Bush never vetoed a spending bill; he told Americans the best way to wage war was to buy stuff; he tried to stimulate the economy by returning $600 to each taxpayer; he used public money to rescue banks and auto companies facing bankruptcy.
Obama started his reign with an $830 billion package of handouts; he nationalized one-sixth of the economy by mandating healthcare; he arrogated untold powers to the presidency by using regulators to extort companies and by targeting his enemies with bogus tax violations.
In sum, any philosophy of limited government in the U.S., which might have been briefly resuscitated under Reagan, is now dead and buried for the foreseeable future.
For classical liberals and libertarians, the prospects are particularly bleak
So let’s not feign surprise when it appears that on November 8, 2016, Americans will choose between Trump and Clinton, an impertinent clown and a redistributionist crook.
The differences between them are minor. Trump favors immigration control, a stronger military, tariffs, and a range of big-government programs that would fund everything from health care to housing to education.
Clinton favors open borders, racial and gender preferences, the continued growth of the regulatory state, and a range of government programs that would fund everything from health care to housing to education.
A Bleak Choice

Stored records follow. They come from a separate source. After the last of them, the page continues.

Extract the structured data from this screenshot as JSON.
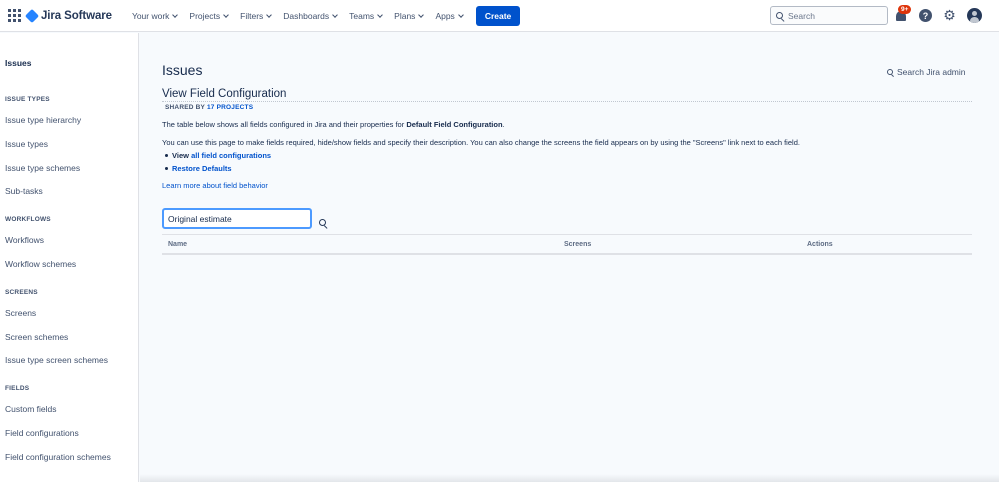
{
  "topnav": {
    "product": "Jira Software",
    "menus": [
      "Your work",
      "Projects",
      "Filters",
      "Dashboards",
      "Teams",
      "Plans",
      "Apps"
    ],
    "create_label": "Create",
    "search_placeholder": "Search",
    "notification_count": "9+",
    "help_label": "?"
  },
  "sidebar": {
    "title": "Issues",
    "sections": [
      {
        "heading": "ISSUE TYPES",
        "items": [
          "Issue type hierarchy",
          "Issue types",
          "Issue type schemes",
          "Sub-tasks"
        ]
      },
      {
        "heading": "WORKFLOWS",
        "items": [
          "Workflows",
          "Workflow schemes"
        ]
      },
      {
        "heading": "SCREENS",
        "items": [
          "Screens",
          "Screen schemes",
          "Issue type screen schemes"
        ]
      },
      {
        "heading": "FIELDS",
        "items": [
          "Custom fields",
          "Field configurations",
          "Field configuration schemes"
        ]
      }
    ]
  },
  "main": {
    "page_title": "Issues",
    "admin_search": "Search Jira admin",
    "section_title": "View Field Configuration",
    "shared_prefix": "SHARED BY",
    "shared_link": "17 PROJECTS",
    "desc1_prefix": "The table below shows all fields configured in Jira and their properties for",
    "desc1_bold": "Default Field Configuration",
    "desc1_suffix": ".",
    "desc2": "You can use this page to make fields required, hide/show fields and specify their description. You can also change the screens the field appears on by using the \"Screens\" link next to each field.",
    "bullet1_prefix": "View",
    "bullet1_link": "all field configurations",
    "bullet2_link": "Restore Defaults",
    "learn_more": "Learn more about field behavior",
    "filter_value": "Original estimate",
    "table_headers": [
      "Name",
      "Screens",
      "Actions"
    ]
  },
  "colors": {
    "brand": "#0052cc",
    "nav_text": "#42526e",
    "badge": "#de350b",
    "focus_ring": "#4c9aff"
  }
}
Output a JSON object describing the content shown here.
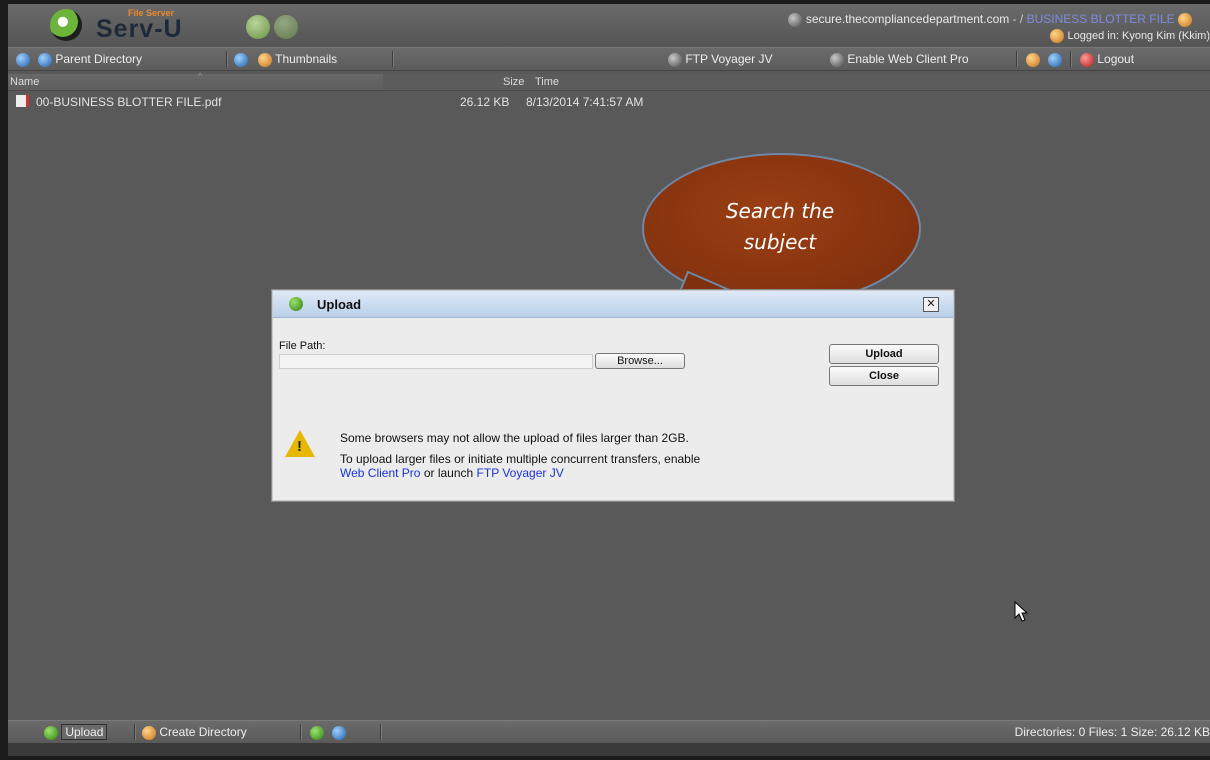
{
  "header": {
    "logo_small": "File Server",
    "logo_text": "Serv-U",
    "host": "secure.thecompliancedepartment.com",
    "path_sep": "- /",
    "current_dir": "BUSINESS BLOTTER FILE",
    "logged_in": "Logged in: Kyong Kim (Kkim)"
  },
  "toolbar": {
    "parent_directory": "Parent Directory",
    "thumbnails": "Thumbnails",
    "ftp_voyager": "FTP Voyager JV",
    "enable_web_client": "Enable Web Client Pro",
    "logout": "Logout"
  },
  "file_list": {
    "columns": {
      "name": "Name",
      "size": "Size",
      "time": "Time"
    },
    "rows": [
      {
        "name": "00-BUSINESS BLOTTER FILE.pdf",
        "size": "26.12 KB",
        "time": "8/13/2014 7:41:57 AM"
      }
    ]
  },
  "dialog": {
    "title": "Upload",
    "close_glyph": "✕",
    "file_path_label": "File Path:",
    "browse_label": "Browse...",
    "upload_label": "Upload",
    "close_label": "Close",
    "warning_text": "Some browsers may not allow the upload of files larger than 2GB.",
    "info_text_1": "To upload larger files or initiate multiple concurrent transfers, enable",
    "link_web_client": "Web Client Pro",
    "info_or_launch": "or launch",
    "link_ftp_voyager": "FTP Voyager JV"
  },
  "callout": {
    "line1": "Search the",
    "line2": "subject"
  },
  "statusbar": {
    "upload": "Upload",
    "create_directory": "Create Directory",
    "summary": "Directories: 0   Files: 1   Size: 26.12 KB"
  },
  "colors": {
    "app_background": "#595959",
    "dialog_background": "#ececec",
    "callout_fill": "#8b3612",
    "link_blue": "#1a33d6",
    "directory_link": "#7d8ce0"
  },
  "icons": [
    "serv-u-logo-icon",
    "back-icon",
    "forward-icon",
    "home-icon",
    "info-icon",
    "refresh-icon",
    "thumbnails-icon",
    "ftp-voyager-icon",
    "web-client-icon",
    "settings-icon",
    "help-icon",
    "logout-icon",
    "pdf-file-icon",
    "upload-icon",
    "warning-icon",
    "create-directory-icon",
    "search-icon",
    "mouse-cursor-icon"
  ]
}
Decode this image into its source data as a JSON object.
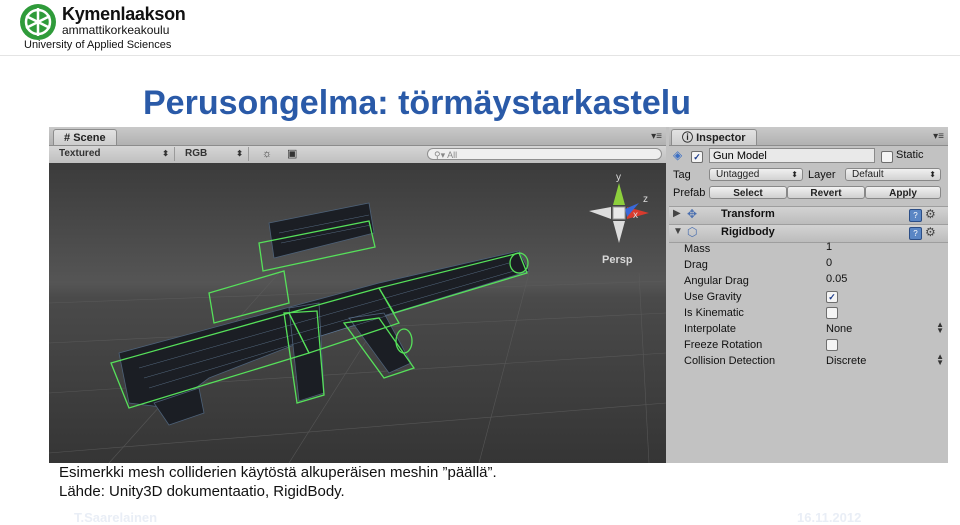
{
  "header": {
    "org_name": "Kymenlaakson",
    "org_sub": "ammattikorkeakoulu",
    "org_english": "University of Applied Sciences"
  },
  "slide": {
    "title": "Perusongelma: törmäystarkastelu"
  },
  "scene_panel": {
    "tab_label": "Scene",
    "render_mode": "Textured",
    "color_mode": "RGB",
    "search_placeholder": "All",
    "view_label": "Persp",
    "gizmo_axes": {
      "y": "y",
      "x": "x",
      "z": "z"
    }
  },
  "inspector": {
    "tab_label": "Inspector",
    "object_name": "Gun Model",
    "static_label": "Static",
    "static_checked": false,
    "tag_label": "Tag",
    "tag_value": "Untagged",
    "layer_label": "Layer",
    "layer_value": "Default",
    "prefab_label": "Prefab",
    "select_button": "Select",
    "revert_button": "Revert",
    "apply_button": "Apply",
    "transform_title": "Transform",
    "rigidbody_title": "Rigidbody",
    "properties": [
      {
        "label": "Mass",
        "value": "1"
      },
      {
        "label": "Drag",
        "value": "0"
      },
      {
        "label": "Angular Drag",
        "value": "0.05"
      },
      {
        "label": "Use Gravity",
        "checked": true
      },
      {
        "label": "Is Kinematic",
        "checked": false
      },
      {
        "label": "Interpolate",
        "value": "None"
      },
      {
        "label": "Freeze Rotation",
        "checked": false
      },
      {
        "label": "Collision Detection",
        "value": "Discrete"
      }
    ]
  },
  "captions": {
    "line1": "Esimerkki mesh colliderien käytöstä alkuperäisen meshin ”päällä”.",
    "line2": "Lähde: Unity3D dokumentaatio, RigidBody."
  },
  "footer": {
    "author": "T.Saarelainen",
    "date": "16.11.2012"
  },
  "colors": {
    "title": "#2a5aa8",
    "logo_green": "#2f9b3a",
    "collider_green": "#56e05a",
    "footer_text": "#e9eef6"
  }
}
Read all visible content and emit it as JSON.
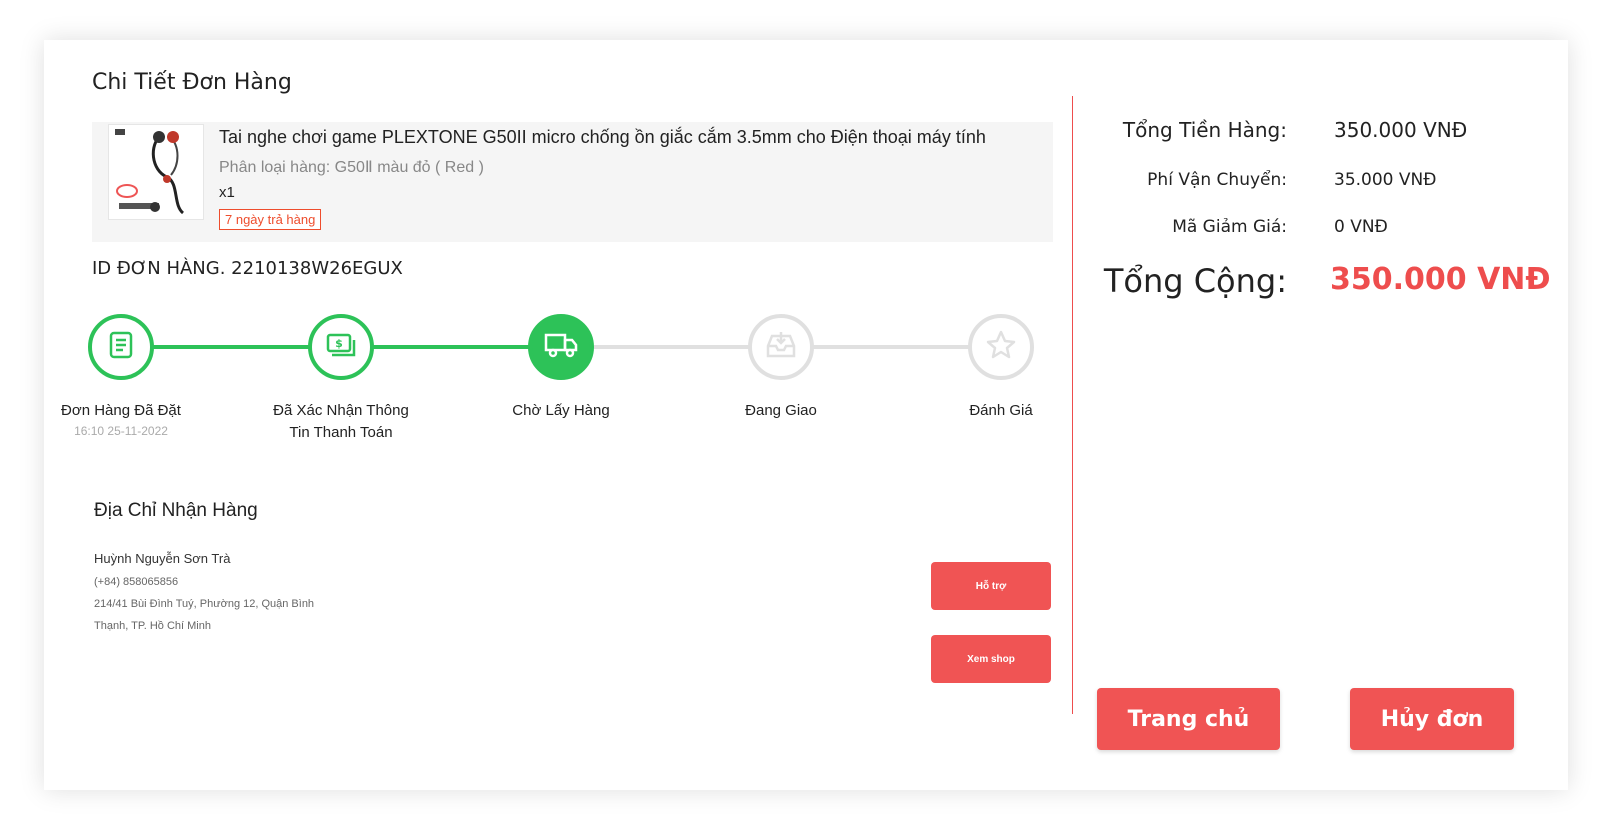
{
  "page_title": "Chi Tiết Đơn Hàng",
  "product": {
    "name": "Tai nghe chơi game PLEXTONE G50II micro chống ồn giắc cắm 3.5mm cho Điện thoại máy tính",
    "variant": "Phân loại hàng: G50Ⅱ màu đỏ ( Red )",
    "quantity": "x1",
    "return_badge": "7 ngày trả hàng"
  },
  "order_id": "ID ĐƠN HÀNG. 2210138W26EGUX",
  "steps": [
    {
      "label": "Đơn Hàng Đã Đặt",
      "sub": "16:10 25-11-2022",
      "state": "done",
      "icon": "receipt-icon"
    },
    {
      "label": "Đã Xác Nhận Thông",
      "label2": "Tin Thanh Toán",
      "state": "done",
      "icon": "money-icon"
    },
    {
      "label": "Chờ Lấy Hàng",
      "state": "active",
      "icon": "truck-icon"
    },
    {
      "label": "Đang Giao",
      "state": "todo",
      "icon": "inbox-icon"
    },
    {
      "label": "Đánh Giá",
      "state": "todo",
      "icon": "star-icon"
    }
  ],
  "address": {
    "title": "Địa Chỉ Nhận Hàng",
    "name": "Huỳnh Nguyễn Sơn Trà",
    "phone": "(+84) 858065856",
    "line1": "214/41 Bùi Đình Tuý, Phường 12, Quận Bình",
    "line2": "Thạnh, TP. Hồ Chí Minh"
  },
  "buttons": {
    "support": "Hỗ trợ",
    "view_shop": "Xem shop",
    "home": "Trang chủ",
    "cancel": "Hủy đơn"
  },
  "totals": {
    "subtotal_label": "Tổng Tiền Hàng:",
    "subtotal_value": "350.000 VNĐ",
    "shipping_label": "Phí Vận Chuyển:",
    "shipping_value": "35.000 VNĐ",
    "discount_label": "Mã Giảm Giá:",
    "discount_value": "0 VNĐ",
    "grand_label": "Tổng Cộng:",
    "grand_value": "350.000 VNĐ"
  },
  "colors": {
    "accent_red": "#ee4d4d",
    "button_red": "#f05454",
    "step_green": "#2dc258",
    "step_gray": "#e0e0e0"
  }
}
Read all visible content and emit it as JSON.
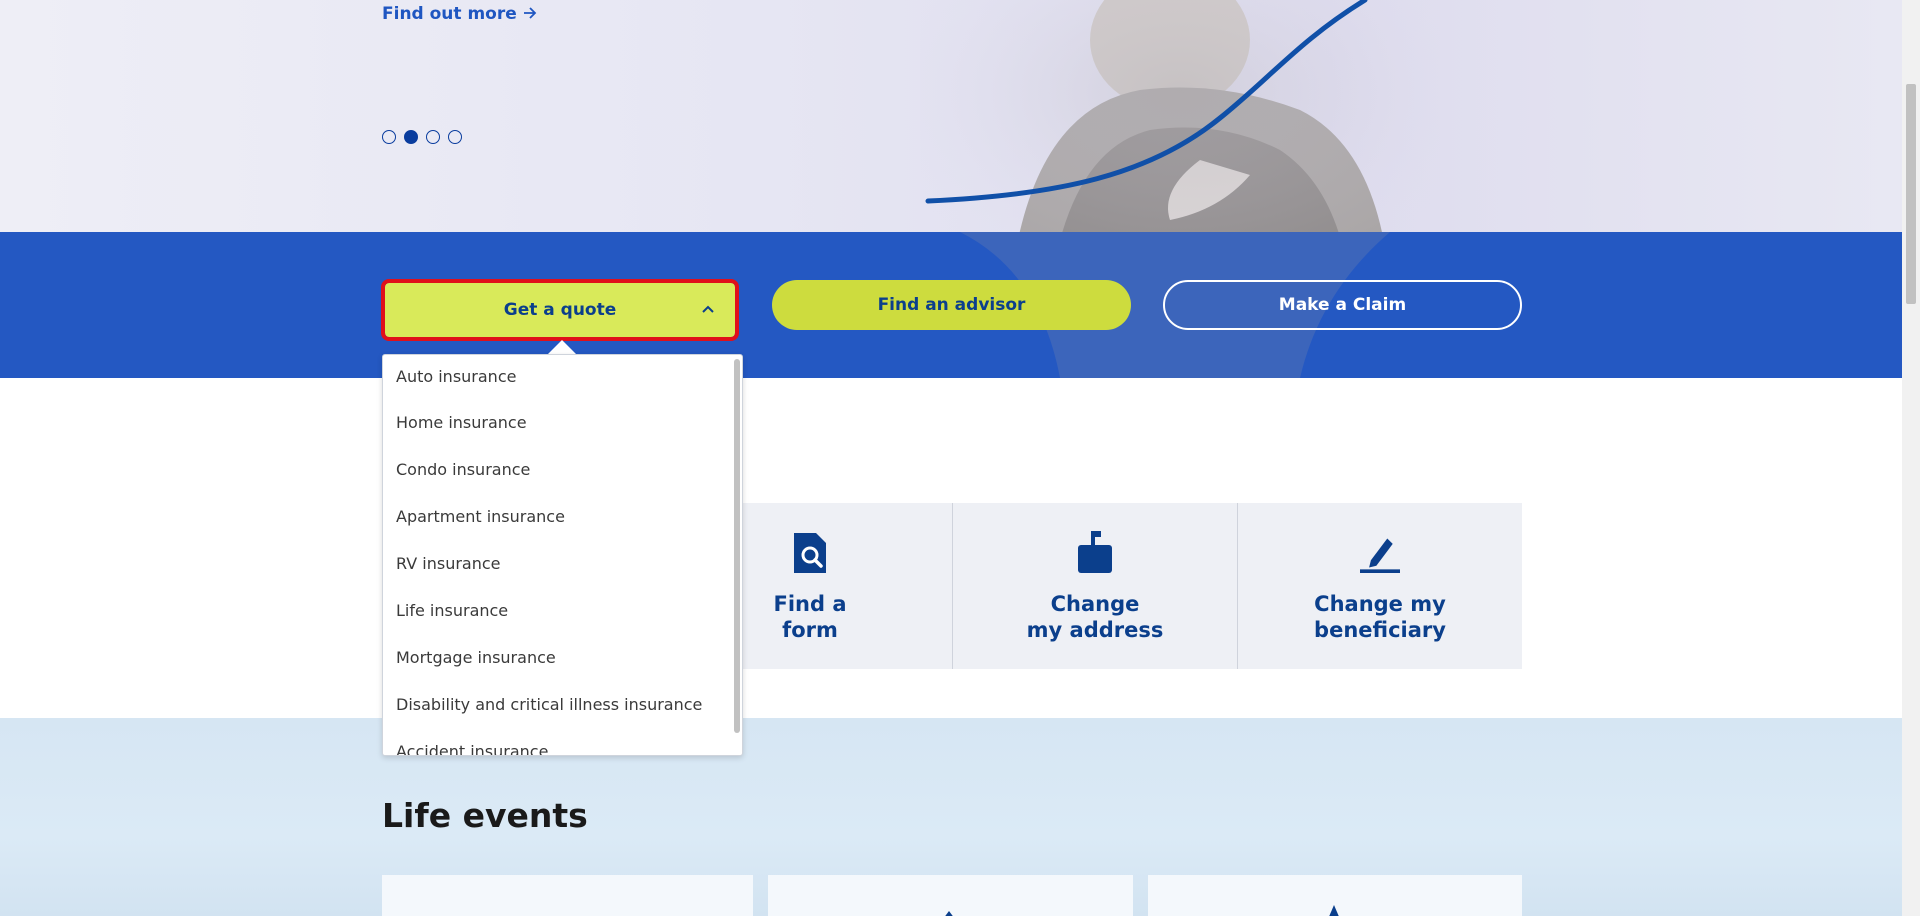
{
  "hero": {
    "find_more": "Find out more",
    "slides": [
      {
        "active": false
      },
      {
        "active": true
      },
      {
        "active": false
      },
      {
        "active": false
      }
    ]
  },
  "actions": {
    "quote_label": "Get a quote",
    "advisor_label": "Find an advisor",
    "claim_label": "Make a Claim"
  },
  "dropdown": {
    "items": [
      "Auto insurance",
      "Home insurance",
      "Condo insurance",
      "Apartment insurance",
      "RV insurance",
      "Life insurance",
      "Mortgage insurance",
      "Disability and critical illness insurance",
      "Accident insurance"
    ]
  },
  "tiles": [
    {
      "label": "Find a\nform",
      "icon": "document-search-icon"
    },
    {
      "label": "Change\nmy address",
      "icon": "mailbox-icon"
    },
    {
      "label": "Change my\nbeneficiary",
      "icon": "pencil-icon"
    }
  ],
  "life_events": {
    "title": "Life events"
  },
  "colors": {
    "primary_blue": "#2458c2",
    "dark_blue": "#0b3f8c",
    "lime": "#d9ea5a",
    "highlight_red": "#e0101a"
  }
}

For classical liberals and libertarians, the prospects are particularly bleak. Neither candidate talks about the free market, neither talks about the Constitution, neither talks about the legalization of drugs, neither talks about lower taxes or smaller government.
Clinton perhaps mildly edges out Trump in terms of her propensity for lying and corruption. More importantly, she envisions government as the be-all and end-all of human existence. She thinks government should expand women’s rights and replace the family as caregiver and provider.
While running for president back in 2008, Clinton actually starred in a TV advertisement in which she pondered what to give the American people for Christmas.
Clinton is both the queen of the identity politics of resentment and the ultimate purveyor of government as Santa Clause. In both senses, she represents a continuation of Obama.
For his part, Trump represents himself as a national savior. Like Obama, he is a fraud. In 2008, Obama sold himself as a moderate healer instead of a Marxist student of Saul Alinsky’s Rules for Radicals. Likewise, Trump sells himself as a conservative when he has only ever been a big-government Democrat.
Trump also loves the scandal of insulting his rivals in public, and he is inclined to not give a damn, which endears him to those of us who are tired of the politically correct culture of complaint and entitlement.
On the other hand, during a nationally televised debate, Trump actually referred approvingly to the size of his penis. And he changes his mind on major issues from day to day, so even his minor pluses are potential negatives.
Churchill once said, “You can always count on Americans to do the right thing, after they’ve tried everything else.” We still have quite a lot of trial and error ahead of us.